WHAT YOU HAVE TO DO – Which lines in the records below mention the word "text"? Copy each one out.

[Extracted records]
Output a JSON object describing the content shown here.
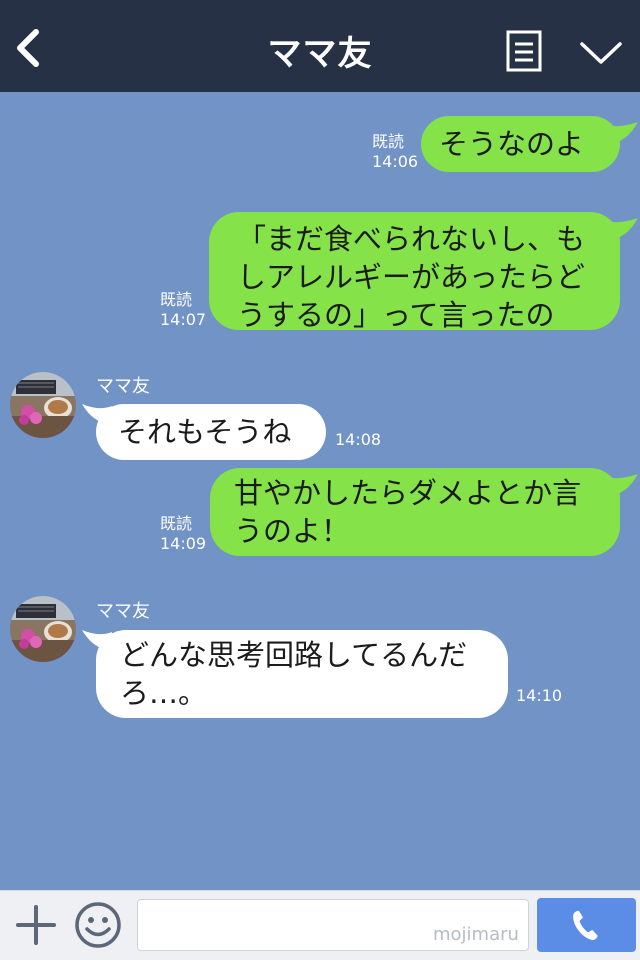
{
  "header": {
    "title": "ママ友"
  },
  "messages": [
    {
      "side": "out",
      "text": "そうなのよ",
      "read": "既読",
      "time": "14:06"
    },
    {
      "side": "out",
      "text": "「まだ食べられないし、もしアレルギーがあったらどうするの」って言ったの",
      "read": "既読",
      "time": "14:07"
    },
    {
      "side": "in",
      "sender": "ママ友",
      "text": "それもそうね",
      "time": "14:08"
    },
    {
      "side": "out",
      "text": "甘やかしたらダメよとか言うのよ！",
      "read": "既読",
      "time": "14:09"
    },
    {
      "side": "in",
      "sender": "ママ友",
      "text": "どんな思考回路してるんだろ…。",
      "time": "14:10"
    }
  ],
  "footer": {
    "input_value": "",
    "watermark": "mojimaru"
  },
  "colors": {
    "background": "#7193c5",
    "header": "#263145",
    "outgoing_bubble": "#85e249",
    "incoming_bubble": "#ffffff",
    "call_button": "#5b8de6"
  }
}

RESULT OF THE EXERCISE –
      "text": "そうなのよ",
      "text": "「まだ食べられないし、もしアレルギーがあったらどうするの」って言ったの",
      "text": "それもそうね",
      "text": "甘やかしたらダメよとか言うのよ！",
      "text": "どんな思考回路してるんだろ…。",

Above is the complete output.